MARKET REPORT: Compass pointing north as catering giant sees shares soar after putting dividends back on the menu
Catering firm Compass was the top performer on the FTSE 100 after it put dividends back on the menu.
The company will shell out 14p per share – equal to around £250million – in its first payout since Covid struck last spring.
Compass was just one of dozens of heavyweight firms to cut or axe dividends last year, opting for prudence in the face of a pandemic with an unknown end-date.
Portion control: Catering firm Compass will dish out 14p per share – equal to around £250m – in its first payout since Covid struck last spring
But the world’s biggest catering company said the reopening of schools, universities, events venues and sports stadiums has helped it rebound.
Although revenues fell slightly – missing analyst estimates in the process – profits more than doubled to £464million in the year to September. This compared with £210million in the previous 12 months.
Chief executive Dominic Blakemore said its pipeline of new work is ‘exceptional’ – with net new business at a record £2.1billion.
Stock Watch – Tremor International
Tremor International shares were in demand after the advertising technology company responded to rumours of a possible takeover.
The AIM-listed group confirmed it has signed a non-disclosure agreement and held talks with an unnamed third party – though it did not say if these were about a deal.
Tremor, which was founded in 2007, said that as a fast-growing tech company it is ‘routinely engaged’ from time to time by other firms.
On Monday Sky News reported that it had held early discussions with a US private equity firm. Shares in the group rose 1 per cent, or 6p, to 590p.
Around half of this has been from companies outsourcing their food for the first time – a key trend that the City believes will help it keep growing. Keith Bowman, analyst at Interactive Investor, said the reintroduction of the dividend was ‘a clear sign of confidence in the future’.
Shares in the group closed up 5.6 per cent, or 83p, at 1555.5p after it reversed losses in early trading.
The initial sell-off might have been triggered by a warning – outweighed by the bumper results, but in the company’s statements nonetheless – that there are uncertain times ahead as it faces rising costs, potential staff shortages, disrupted supply chains and inflationary pressures.
This was a running theme in stock market trading updates and results yesterday, as firms emerging from the pandemic said there could be new obstacles ahead. But many saw their share prices make gains despite the new post-Covid travails.

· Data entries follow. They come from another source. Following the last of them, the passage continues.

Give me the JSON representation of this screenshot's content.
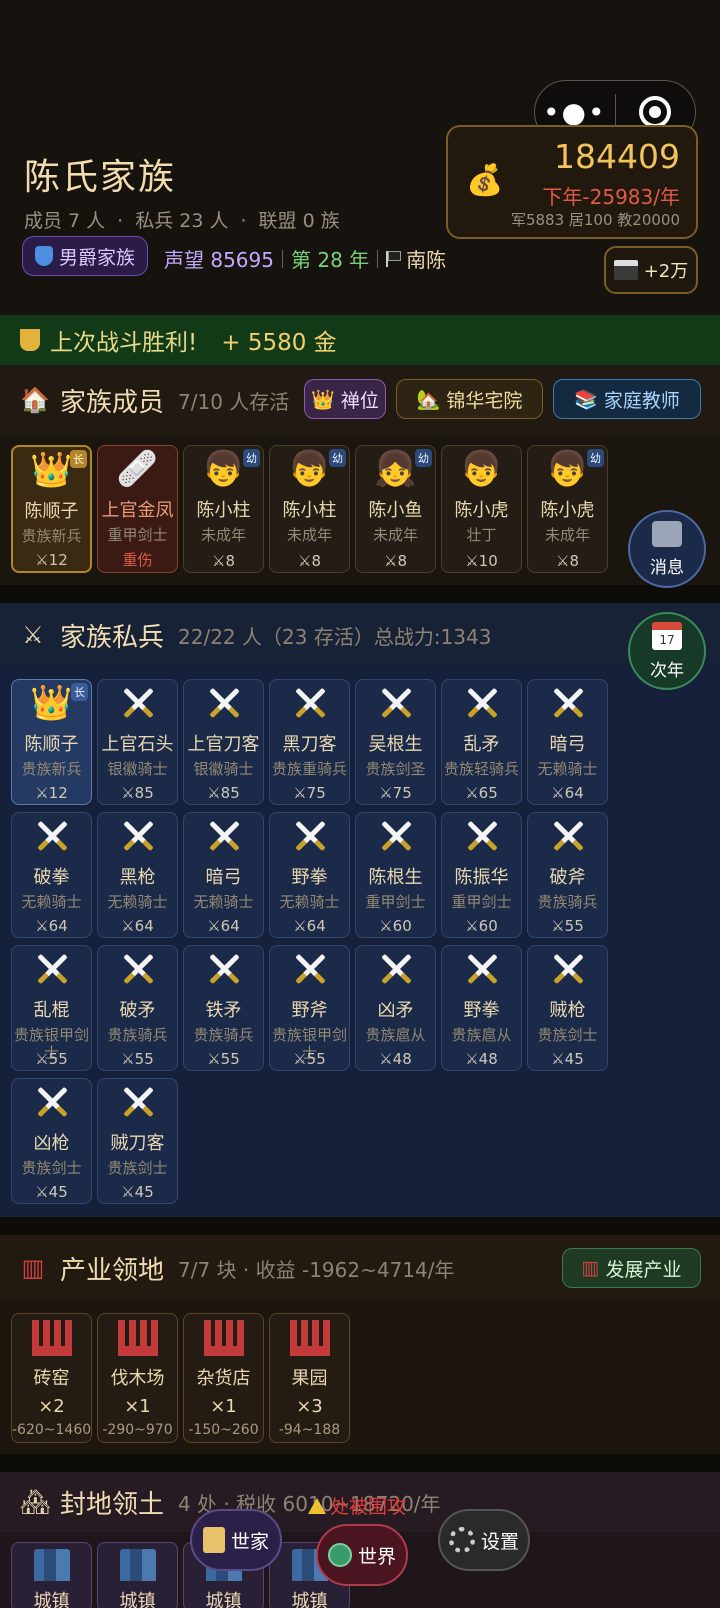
{
  "header": {
    "family_name": "陈氏家族",
    "members_label": "成员 7 人",
    "soldiers_label": "私兵 23 人",
    "alliance_label": "联盟 0 族",
    "separator": "·",
    "rank_badge": "男爵家族",
    "prestige_label": "声望 85695",
    "year_label": "第 28 年",
    "region_label": "南陈",
    "capsule_more": "•●•",
    "gold": {
      "amount": "184409",
      "income": "下年-25983/年",
      "detail": "军5883 居100 教20000"
    },
    "ad_reward": "+2万"
  },
  "battle_banner": {
    "text": "上次战斗胜利!",
    "reward": "+ 5580 金"
  },
  "members_section": {
    "title": "家族成员",
    "subtitle": "7/10 人存活",
    "abdicate_button": "禅位",
    "residence_button": "锦华宅院 ",
    "tutor_button": "家庭教师 ",
    "members": [
      {
        "name": "陈顺子",
        "class": "贵族新兵",
        "power": "⚔12",
        "tag": "长",
        "icon": "👑",
        "type": "leader"
      },
      {
        "name": "上官金凤",
        "class": "重甲剑士",
        "power": "重伤",
        "tag": "",
        "icon": "🩹",
        "type": "hurt"
      },
      {
        "name": "陈小柱",
        "class": "未成年",
        "power": "⚔8",
        "tag": "幼",
        "icon": "👦",
        "type": "normal"
      },
      {
        "name": "陈小柱",
        "class": "未成年",
        "power": "⚔8",
        "tag": "幼",
        "icon": "👦",
        "type": "normal"
      },
      {
        "name": "陈小鱼",
        "class": "未成年",
        "power": "⚔8",
        "tag": "幼",
        "icon": "👧",
        "type": "normal"
      },
      {
        "name": "陈小虎",
        "class": "壮丁",
        "power": "⚔10",
        "tag": "",
        "icon": "👦",
        "type": "normal"
      },
      {
        "name": "陈小虎",
        "class": "未成年",
        "power": "⚔8",
        "tag": "幼",
        "icon": "👦",
        "type": "normal"
      }
    ]
  },
  "soldiers_section": {
    "title": "家族私兵",
    "subtitle": "22/22 人（23 存活）总战力:1343",
    "soldiers": [
      {
        "name": "陈顺子",
        "class": "贵族新兵",
        "power": "⚔12",
        "tag": "长",
        "leader": true
      },
      {
        "name": "上官石头",
        "class": "银徽骑士",
        "power": "⚔85"
      },
      {
        "name": "上官刀客",
        "class": "银徽骑士",
        "power": "⚔85"
      },
      {
        "name": "黑刀客",
        "class": "贵族重骑兵",
        "power": "⚔75"
      },
      {
        "name": "吴根生",
        "class": "贵族剑圣",
        "power": "⚔75"
      },
      {
        "name": "乱矛",
        "class": "贵族轻骑兵",
        "power": "⚔65"
      },
      {
        "name": "暗弓",
        "class": "无赖骑士",
        "power": "⚔64"
      },
      {
        "name": "破拳",
        "class": "无赖骑士",
        "power": "⚔64"
      },
      {
        "name": "黑枪",
        "class": "无赖骑士",
        "power": "⚔64"
      },
      {
        "name": "暗弓",
        "class": "无赖骑士",
        "power": "⚔64"
      },
      {
        "name": "野拳",
        "class": "无赖骑士",
        "power": "⚔64"
      },
      {
        "name": "陈根生",
        "class": "重甲剑士",
        "power": "⚔60"
      },
      {
        "name": "陈振华",
        "class": "重甲剑士",
        "power": "⚔60"
      },
      {
        "name": "破斧",
        "class": "贵族骑兵",
        "power": "⚔55"
      },
      {
        "name": "乱棍",
        "class": "贵族银甲剑士",
        "power": "⚔55"
      },
      {
        "name": "破矛",
        "class": "贵族骑兵",
        "power": "⚔55"
      },
      {
        "name": "铁矛",
        "class": "贵族骑兵",
        "power": "⚔55"
      },
      {
        "name": "野斧",
        "class": "贵族银甲剑士",
        "power": "⚔55"
      },
      {
        "name": "凶矛",
        "class": "贵族扈从",
        "power": "⚔48"
      },
      {
        "name": "野拳",
        "class": "贵族扈从",
        "power": "⚔48"
      },
      {
        "name": "贼枪",
        "class": "贵族剑士",
        "power": "⚔45"
      },
      {
        "name": "凶枪",
        "class": "贵族剑士",
        "power": "⚔45"
      },
      {
        "name": "贼刀客",
        "class": "贵族剑士",
        "power": "⚔45"
      }
    ]
  },
  "industry_section": {
    "title": "产业领地",
    "subtitle": "7/7 块  ·  收益 -1962~4714/年",
    "develop_button": "发展产业",
    "items": [
      {
        "name": "砖窑",
        "count": "×2",
        "range": "-620~1460"
      },
      {
        "name": "伐木场",
        "count": "×1",
        "range": "-290~970"
      },
      {
        "name": "杂货店",
        "count": "×1",
        "range": "-150~260"
      },
      {
        "name": "果园",
        "count": "×3",
        "range": "-94~188"
      }
    ]
  },
  "fief_section": {
    "title": "封地领土",
    "subtitle": "4 处  ·  税收 6010~18720/年",
    "warning": "处被围攻",
    "towns": [
      {
        "name": "城镇"
      },
      {
        "name": "城镇"
      },
      {
        "name": "城镇"
      },
      {
        "name": "城镇"
      }
    ]
  },
  "floating": {
    "messages": "消息",
    "next_year": "次年",
    "calendar_text": "17"
  },
  "nav": {
    "family": "世家",
    "world": "世界",
    "settings": "设置"
  },
  "colors": {
    "gold": "#f2c35a",
    "deficit": "#e05a4a",
    "soldier_bg": "#15203a",
    "battle_bg": "#123a16"
  }
}
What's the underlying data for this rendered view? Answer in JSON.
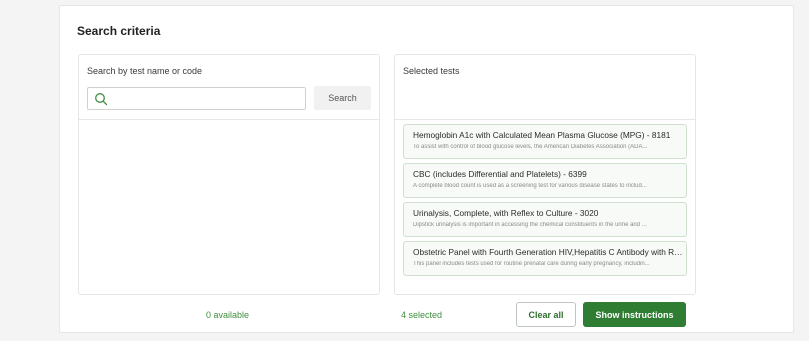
{
  "section_title": "Search criteria",
  "search_panel": {
    "label": "Search by test name or code",
    "input_value": "",
    "input_placeholder": "",
    "search_button_label": "Search"
  },
  "selected_panel": {
    "label": "Selected tests",
    "tests": [
      {
        "name": "Hemoglobin A1c with Calculated Mean Plasma Glucose (MPG) - 8181",
        "description": "To assist with control of blood glucose levels, the American Diabetes Association (ADA..."
      },
      {
        "name": "CBC (includes Differential and Platelets) - 6399",
        "description": "A complete blood count is used as a screening test for various disease states to includ..."
      },
      {
        "name": "Urinalysis, Complete, with Reflex to Culture - 3020",
        "description": "Dipstick urinalysis is important in accessing the chemical constituents in the urine and ..."
      },
      {
        "name": "Obstetric Panel with Fourth Generation HIV,Hepatitis C Antibody with Refle...",
        "description": "This panel includes tests used for routine prenatal care during early pregnancy, includin..."
      }
    ]
  },
  "footer": {
    "available_text": "0 available",
    "selected_text": "4 selected",
    "clear_all_label": "Clear all",
    "show_instructions_label": "Show instructions"
  },
  "colors": {
    "accent": "#2e7d32",
    "accent_text": "#3f8f3f",
    "card_border": "#cfe0cf"
  }
}
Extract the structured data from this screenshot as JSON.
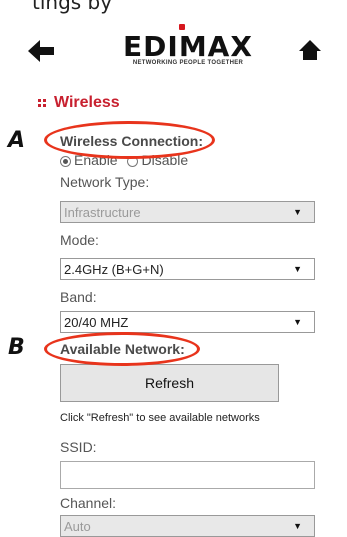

Daily Mirror, Daily Star and Express publisher Reach warned that inflation was pushing up the cost of print production.
Its stock tumbled 7.6 per cent, or 23p, to 279p, despite saying that its digital operations are thriving and that annual revenue is ahead of City estimates.
Heat treatment specialist Bodycote made headway on the market with shares up 3.9 per cent, or 32.5p, to 869p, despite warning that annual turnover would be hit by the supply chain bottlenecks that are hammering the car industry.
Car makers have been slammed by a shortage of microchips and a global shipping crunch.
Supply chain disruption also knocked IG Design Group, the AIM-listed stationery, gift packaging and arts and crafts firm.
Sales in the six months to September were up 11 per cent on 2020 – but it was forced to issue a profit warning because it is struggling to get hold of popular products as well as dealing with spiralling raw material costs.
Boss Paul Fineman said it was ‘frustrating to have to report a decline in expected earnings at a time when demand from our customers remains so positive’.
It was this high demand that helped nudge shares 5.6 per cent higher, up 13p to 247p.
Irish building materials group CRH managed to shrug off ramped up raw materials costs – even though it slowed growth in the latest quarter – with shares in the Footsie-listed group rising 3.5 per cent, up 126p, to 3783p.
The FTSE 100 managed to stay in the black, rising 0.16 per cent, or 11.23 points, to 7266.69. But sister index the FTSE 250 dropped 0.89 per cent, or 208.09 points, to 23221.61.
Over on commodity markets, oil prices jumped by more than 2 per cent to $81.74 a barrel.
President Joe Biden had attempted to bring prices down when he announced that the US would release 50m barrels of emergency reserves.
But analysts say the OPEC cartel is likely to just hit the pause button on its plans to ramp up production.